Akere grew up in Ngyen-Mbo, in the North-West Region of Cameroon. He attended primary and secondary school in Cameroon, before moving to the United States for further studies at American University in Washington, DC. After obtaining his bachelor’s degree, Akere moved to England, where he joined the Honourable Society of Lincoln’s Inn. He was called to the Bar of England and Wales in 1978. That same year, he returned to Cameroon to practice as a lawyer. Since then, Akere has held various positions, in and outside of Cameroon, focused on combatting corruption and promoting good governance.
In 2000, Akere founded the Cameroon chapter of the anti-corruption watchdog, Transparency International (TI). His efforts drew heaving criticism from the government, which had previously not had its pervasive corrupt practices highlighted so openly. Eventually, the negative attention pressured the government into forming an ad hoc committee, presided over by the Prime Minister, to start to combat corruption.
In 2004, Akere was elected to the Board of Directors of TI. In the same year, the African Chapters of TI designated him as Coordinator of the Coalition of African Chapters of TI. As Coordinator, he was involved in the TI working group that helped draft the African Union Convention on Preventing and Combating Corruption, and authored a guide to the Convention.
In 2005, he was elected Vice-Chair of the Board of Directors of TI, for a three-year term. He subsequently was reelected twice to that position, and stepped down in 2014, after serving the maximum number of terms. As Akere’s mandate as Vice Chair of Transparency International came to an end in 2014, the Board of Directors of TI appointed him Chair of the International Anti-Corruption Conference (IACC) Council.
Akere was a founding member of the Pan African Lawyers Union (PALU), and in July 2005, was unanimously elected president of PALU by its Members. As president, he launched a program to train African lawyers in sophisticated commercial transactions in all five regions of Africa. In 2005, the PALU became a member of the Economic, Social and Cultural Council (ECOSOCC) of the African Union (AU), an advisory body created to promote civil society involvement within the AU institutions and decision-making processes. In September 2008, Akere was unanimously elected president of ECOSOCC, a position he held until 2014.
In 2010, Akere became a member of the APR Panel of Eminent Persons. The Panel exercises oversight of the African Peer Review Mechanism process, which is aimed at encouraging conformity among African countries in regard to their political, economic and corporate governance values.
In 2012, Akere became a member of the High Level Panel on Illicit Financial Flows from Africa, a body established by the United Nations Economic Commission for Africa.
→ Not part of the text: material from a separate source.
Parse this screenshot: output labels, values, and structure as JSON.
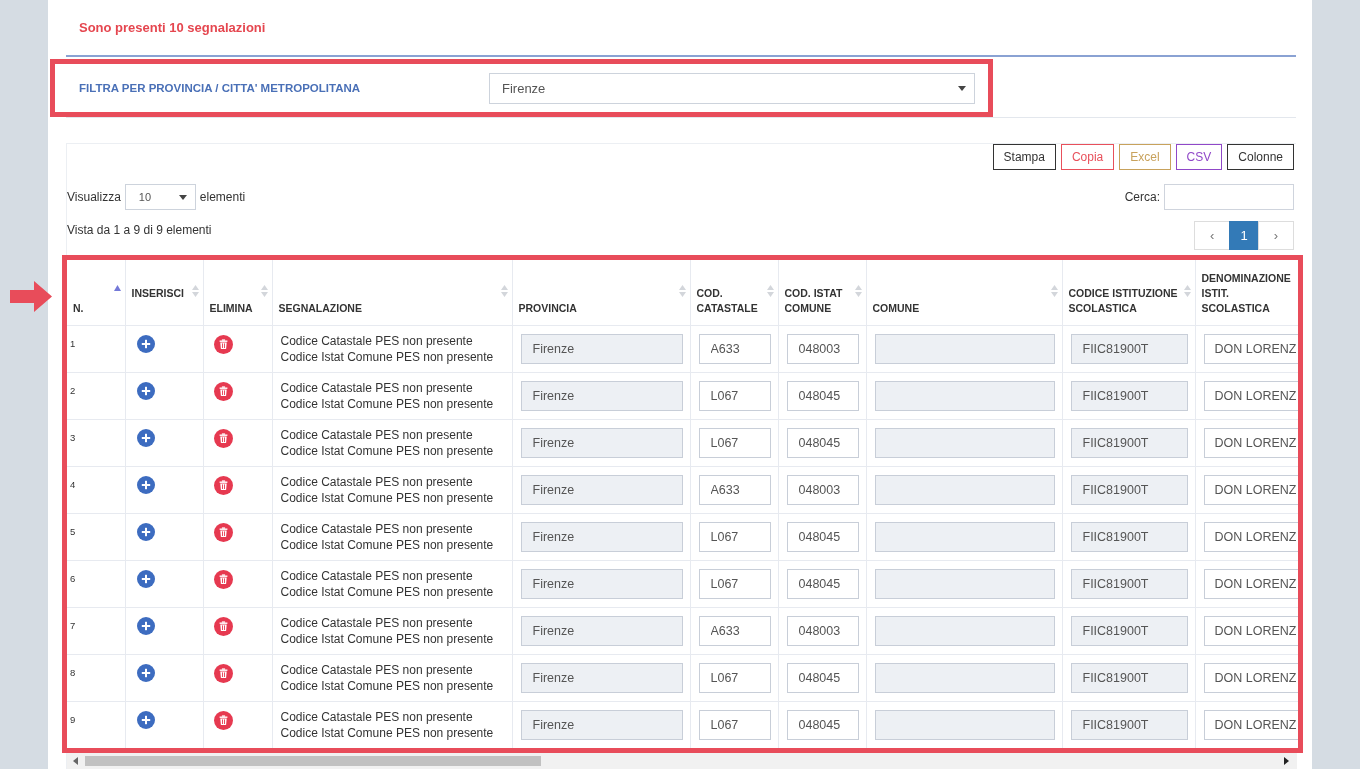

In 2013, the Board of Directors of the African Development Bank (AfDB) approved the appointment of Akere as Sanctions Commissioner of the African Development Bank.
In 2017, Akere announced his candidacy for President of Cameroon.